May 14, 2024

Disaster Preparedness for Adult Residential Care Facilities

Tornadoes, hurricanes, floods, and wildfires are all examples of unexpected events that may require you to evacuate your building. Evacuations are difficult for any type of business. For adult residential care facilities, they’re especially complicated. Is your facility prepared?

Natural Disasters Are Increasing

Even if you’ve never had to evacuate your building in the past, you shouldn’t assume your luck will hold going forward. Natural disasters are increasing in both severity and frequency, which means the odds of an evacuation occurring are growing.

NOAA says 28 separate natural disasters each caused losses of at least $1 billion in 2023. For comparison, when adjusted for inflation, only 8.4 billion-dollar events have occurred each year on average since 1980. Recently, the number of events each year has been climbing, reaching a new all-time high in 2023.  a new all-time high in 2023.

According to Pew Charitable Trusts, there are a few reasons behind the increase. Climate change is playing a role, but so are changes in population migration and land use. Regardless of the cause, the undeniable fact is natural disasters are taking a greater toll on society.

If a natural disaster threatens your residential care facility, whether you’re prepared may make an enormous difference.

Key Considerations for Assisted Living Facilities

During an evacuation, quick action is essential. You won’t necessarily have time to work out logistics and find resources. For this reason, it’s important to create a plan ahead of time.

Your evacuation plan should consider the following:

  • How will residents evacuate? Many of your residents probably don’t drive, so they will need safe transportation.
  • Where will residents go? It’s important to have multiple options for travel routes and destinations because you don’t know which areas will be impacted. You may also need to use multiple destinations, since a single location might be unable to take all your residents. Maintain contracts with other facilities that would be able to take your residents during an emergency.
  • How will you take care of residents with special needs? Some of your residents have health conditions, take medications, or have other special needs. Consider how you will continue to provide necessary care during evacuations.
  • What supplies do you need to take? Necessary supplies may include medical supplies and medications for residents as well as important files you need to ensure residents receive essential care.
  • Who will be in charge of what? Evacuations are often confusing. Make sure everyone knows their duties ahead of time. For example, who will drive? Who will help the residents get ready? Who will make arrangements for relocations? Also consider what training you need to provide to ensure everyone is ready.
  • How will you maintain communications?
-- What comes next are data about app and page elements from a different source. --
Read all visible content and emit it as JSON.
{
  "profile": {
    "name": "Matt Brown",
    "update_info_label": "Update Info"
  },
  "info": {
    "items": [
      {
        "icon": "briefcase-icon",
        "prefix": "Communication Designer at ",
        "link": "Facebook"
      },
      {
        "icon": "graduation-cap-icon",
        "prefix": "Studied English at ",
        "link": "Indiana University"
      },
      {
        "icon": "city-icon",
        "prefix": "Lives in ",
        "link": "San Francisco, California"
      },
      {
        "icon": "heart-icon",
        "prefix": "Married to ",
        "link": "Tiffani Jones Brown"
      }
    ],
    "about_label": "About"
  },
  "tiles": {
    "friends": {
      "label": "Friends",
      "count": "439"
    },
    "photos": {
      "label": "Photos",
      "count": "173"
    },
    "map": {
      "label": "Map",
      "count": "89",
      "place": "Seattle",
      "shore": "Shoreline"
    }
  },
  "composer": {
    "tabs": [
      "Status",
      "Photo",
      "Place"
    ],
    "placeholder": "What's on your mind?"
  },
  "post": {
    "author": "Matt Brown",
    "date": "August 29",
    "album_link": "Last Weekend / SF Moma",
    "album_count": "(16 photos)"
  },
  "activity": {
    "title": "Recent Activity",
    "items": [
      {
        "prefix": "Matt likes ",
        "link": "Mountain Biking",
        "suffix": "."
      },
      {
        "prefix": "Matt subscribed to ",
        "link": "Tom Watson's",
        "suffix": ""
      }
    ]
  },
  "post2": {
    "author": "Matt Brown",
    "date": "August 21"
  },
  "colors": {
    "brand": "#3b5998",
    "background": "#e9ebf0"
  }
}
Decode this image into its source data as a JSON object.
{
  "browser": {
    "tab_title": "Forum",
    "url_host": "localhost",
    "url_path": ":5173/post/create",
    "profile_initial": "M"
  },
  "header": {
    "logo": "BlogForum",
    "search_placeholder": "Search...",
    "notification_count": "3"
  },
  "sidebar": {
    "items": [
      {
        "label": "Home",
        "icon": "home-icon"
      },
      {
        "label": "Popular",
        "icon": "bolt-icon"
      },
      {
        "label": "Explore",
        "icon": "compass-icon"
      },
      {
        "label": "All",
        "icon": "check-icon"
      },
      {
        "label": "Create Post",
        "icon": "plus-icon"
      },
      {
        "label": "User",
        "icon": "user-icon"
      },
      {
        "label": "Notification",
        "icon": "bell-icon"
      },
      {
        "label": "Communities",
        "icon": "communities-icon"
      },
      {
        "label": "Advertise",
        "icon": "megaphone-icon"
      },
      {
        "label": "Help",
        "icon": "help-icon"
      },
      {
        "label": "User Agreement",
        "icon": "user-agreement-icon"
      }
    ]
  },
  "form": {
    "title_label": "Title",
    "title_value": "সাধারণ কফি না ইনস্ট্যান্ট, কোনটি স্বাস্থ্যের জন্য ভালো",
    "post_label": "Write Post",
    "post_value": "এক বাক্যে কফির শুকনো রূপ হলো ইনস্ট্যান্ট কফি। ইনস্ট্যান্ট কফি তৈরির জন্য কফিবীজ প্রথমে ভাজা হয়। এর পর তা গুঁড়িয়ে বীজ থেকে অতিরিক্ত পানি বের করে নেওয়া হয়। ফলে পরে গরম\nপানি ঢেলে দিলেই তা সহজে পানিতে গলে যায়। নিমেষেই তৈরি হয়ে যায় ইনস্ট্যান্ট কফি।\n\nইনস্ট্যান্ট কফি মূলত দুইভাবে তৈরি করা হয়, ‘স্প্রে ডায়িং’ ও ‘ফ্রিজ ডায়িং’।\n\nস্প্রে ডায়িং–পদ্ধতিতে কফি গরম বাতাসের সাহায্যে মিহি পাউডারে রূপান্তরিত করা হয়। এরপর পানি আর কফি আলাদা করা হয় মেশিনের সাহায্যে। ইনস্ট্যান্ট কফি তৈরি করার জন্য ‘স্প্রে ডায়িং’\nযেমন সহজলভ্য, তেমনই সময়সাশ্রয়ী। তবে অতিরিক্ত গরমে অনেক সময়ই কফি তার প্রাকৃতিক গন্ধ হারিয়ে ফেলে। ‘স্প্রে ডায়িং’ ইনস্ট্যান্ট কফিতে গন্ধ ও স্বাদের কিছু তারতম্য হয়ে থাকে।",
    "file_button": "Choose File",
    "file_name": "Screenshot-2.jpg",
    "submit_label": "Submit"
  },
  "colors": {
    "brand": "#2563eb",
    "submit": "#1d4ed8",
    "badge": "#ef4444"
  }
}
You’ll need to stay in contact with your staff as well as the families of your residents. Consider whether you’ll use phone calls, emails, a page on your website, or a combination of methods. Also make sure you’ll have the contact information you need, keeping in mind that your facility might be inaccessible.
  • What resources will support your recovery? After a widespread disaster, contractors may be overwhelmed. Unscrupulous and unlicensed contractors may try to take advantage of the situation. Find trustworthy contractors and establish relationships with them ahead of time.
  • How will you protect your organization’s finances during and after the disaster? Also consider how you’ll pay for recovery. Do you have adequate property insurance? Does it cover business interruption and temporary relocation costs?

Emergency Preparedness and Regulations
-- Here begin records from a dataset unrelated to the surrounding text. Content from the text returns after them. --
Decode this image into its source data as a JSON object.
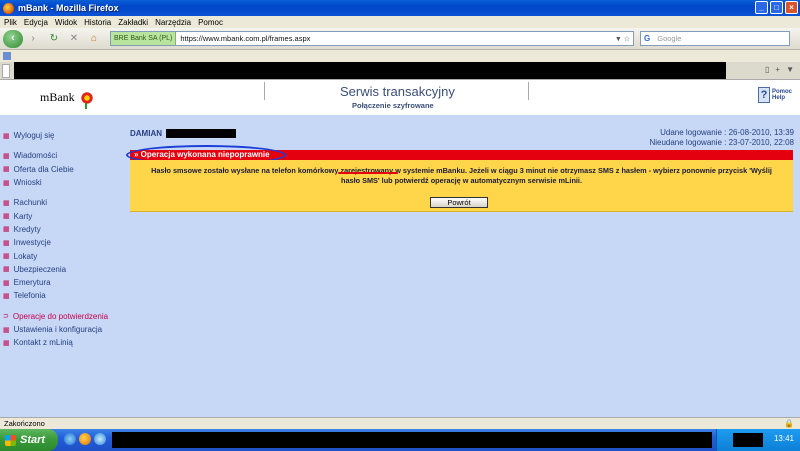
{
  "window": {
    "title": "mBank - Mozilla Firefox",
    "buttons": [
      "_",
      "□",
      "×"
    ]
  },
  "menu": [
    "Plik",
    "Edycja",
    "Widok",
    "Historia",
    "Zakładki",
    "Narzędzia",
    "Pomoc"
  ],
  "nav": {
    "back_icon": "back-arrow-icon",
    "site_identity": "BRE Bank SA (PL)",
    "url": "https://www.mbank.com.pl/frames.aspx",
    "search_placeholder": "Google"
  },
  "bank": {
    "logo": "mBank",
    "service_title": "Serwis transakcyjny",
    "service_subtitle": "Połączenie szyfrowane",
    "help_label_1": "Pomoc",
    "help_label_2": "Help"
  },
  "sidebar": {
    "groups": [
      {
        "items": [
          {
            "label": "Wyloguj się"
          }
        ]
      },
      {
        "items": [
          {
            "label": "Wiadomości"
          },
          {
            "label": "Oferta dla Ciebie"
          },
          {
            "label": "Wnioski"
          }
        ]
      },
      {
        "items": [
          {
            "label": "Rachunki"
          },
          {
            "label": "Karty"
          },
          {
            "label": "Kredyty"
          },
          {
            "label": "Inwestycje"
          },
          {
            "label": "Lokaty"
          },
          {
            "label": "Ubezpieczenia"
          },
          {
            "label": "Emerytura"
          },
          {
            "label": "Telefonia"
          }
        ]
      },
      {
        "items": [
          {
            "label": "Operacje do potwierdzenia",
            "active": true
          },
          {
            "label": "Ustawienia i konfiguracja"
          },
          {
            "label": "Kontakt z mLinią"
          }
        ]
      }
    ]
  },
  "user": {
    "first_name": "DAMIAN",
    "last_login_success": "Udane logowanie : 26-08-2010, 13:39",
    "last_login_failed": "Nieudane logowanie : 23-07-2010, 22:08"
  },
  "message": {
    "error_title": "Operacja wykonana niepoprawnie",
    "body": "Hasło smsowe zostało wysłane na telefon komórkowy zarejestrowany w systemie mBanku. Jeżeli w ciągu 3 minut nie otrzymasz SMS z hasłem - wybierz ponownie przycisk 'Wyślij hasło SMS' lub potwierdź operację w automatycznym serwisie mLinii.",
    "button": "Powrót"
  },
  "status": {
    "text": "Zakończono"
  },
  "taskbar": {
    "start": "Start",
    "clock": "13:41"
  },
  "colors": {
    "error_red": "#e4000f",
    "notice_yellow": "#ffd54a",
    "link_blue": "#263f83",
    "active_red": "#c8004c",
    "bg_blue": "#c6d8f5"
  }
}
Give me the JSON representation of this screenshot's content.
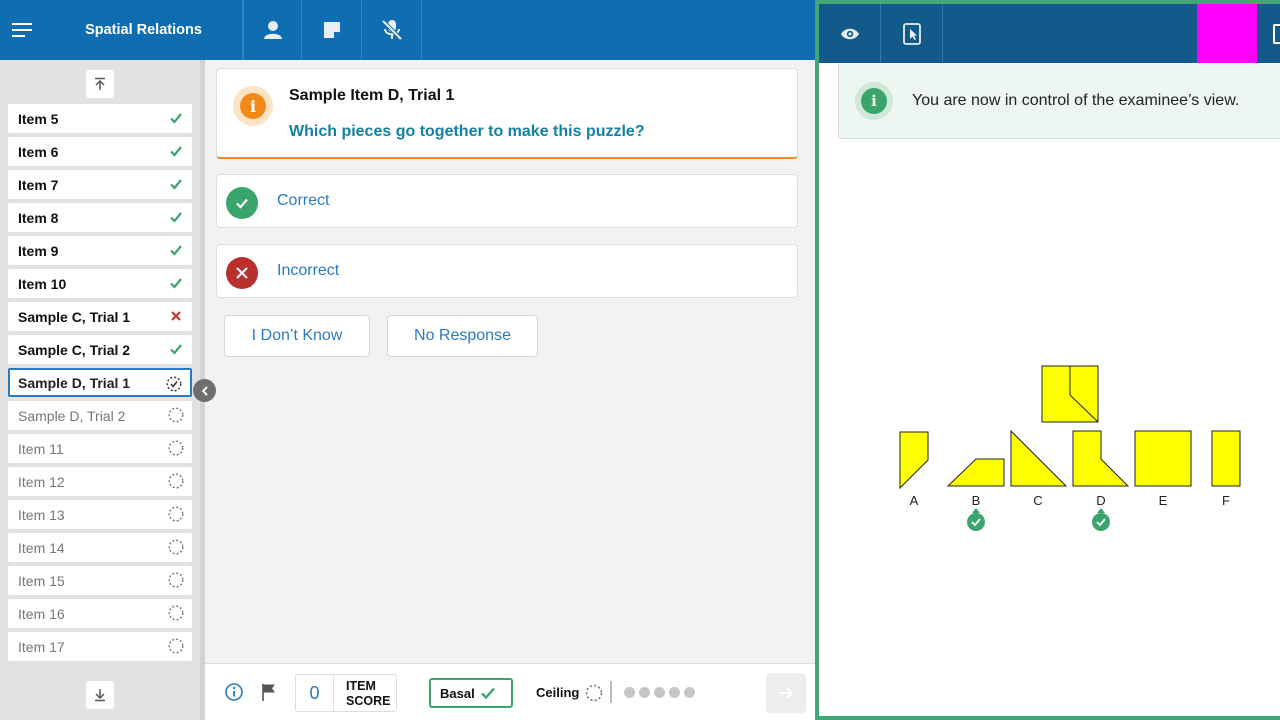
{
  "app": {
    "title": "Spatial Relations"
  },
  "toolbar": {
    "icons": [
      "menu-icon",
      "person-icon",
      "note-icon",
      "mic-off-icon"
    ]
  },
  "sidebar": {
    "items": [
      {
        "label": "Item 5",
        "status": "correct"
      },
      {
        "label": "Item 6",
        "status": "correct"
      },
      {
        "label": "Item 7",
        "status": "correct"
      },
      {
        "label": "Item 8",
        "status": "correct"
      },
      {
        "label": "Item 9",
        "status": "correct"
      },
      {
        "label": "Item 10",
        "status": "correct"
      },
      {
        "label": "Sample C, Trial 1",
        "status": "incorrect"
      },
      {
        "label": "Sample C, Trial 2",
        "status": "correct"
      },
      {
        "label": "Sample D, Trial 1",
        "status": "current"
      },
      {
        "label": "Sample D, Trial 2",
        "status": "pending"
      },
      {
        "label": "Item 11",
        "status": "pending"
      },
      {
        "label": "Item 12",
        "status": "pending"
      },
      {
        "label": "Item 13",
        "status": "pending"
      },
      {
        "label": "Item 14",
        "status": "pending"
      },
      {
        "label": "Item 15",
        "status": "pending"
      },
      {
        "label": "Item 16",
        "status": "pending"
      },
      {
        "label": "Item 17",
        "status": "pending"
      }
    ]
  },
  "question": {
    "title": "Sample Item D, Trial 1",
    "prompt": "Which pieces go together to make this puzzle?"
  },
  "answers": {
    "correct_label": "Correct",
    "incorrect_label": "Incorrect"
  },
  "responses": {
    "dont_know_label": "I Don’t Know",
    "no_response_label": "No Response"
  },
  "footer": {
    "item_score_value": "0",
    "item_score_label_1": "ITEM",
    "item_score_label_2": "SCORE",
    "basal_label": "Basal",
    "ceiling_label": "Ceiling",
    "ceiling_dots": 5
  },
  "examinee_view": {
    "banner_text": "You are now in control of the examinee’s view.",
    "piece_labels": [
      "A",
      "B",
      "C",
      "D",
      "E",
      "F"
    ],
    "selected_pieces": [
      "B",
      "D"
    ]
  },
  "colors": {
    "primary_blue": "#0e6eb1",
    "right_header": "#115a8a",
    "success_green": "#3aa56b",
    "error_red": "#b8312f",
    "accent_orange": "#f08a24",
    "puzzle_yellow": "#ffff00",
    "marker_magenta": "#ff00ff"
  }
}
When crafting an evacuation plan, it’s important to be mindful of any relevant CMS and state regulations for emergency preparedness at long-term care facilities.

The Emergency Preparedness Requirements for Medicare and Medicaid Participating Providers and Suppliers from CMS has requirements for long-term care facilities. These address the following:

  • The facility’s emergency plan
  • Policies and procedures
  • Communications plans
  • Training and testing
  • Emergency and standby power systems

Even if your facility is not subject to CMS rules, these requirements may serve as a good guideline when you are crafting your own plan.

Your state may also have requirements and resources you can use when creating an emergency plan that includes an evacuation plan. For example, Texas HHS has information on how long-term care providers should prepare for evacuations.

Additional Resources has resources to help businesses create emergency plans. The website also has resources for business continuing planning, crisis communications, and other related topics.

If you have questions or need to secure additional adult residential care facility insurance, Tangram can help. We provide insurance for residential care facilities through the Personal Care & Assisted Living Insurance Center (PCALIC). Learn more.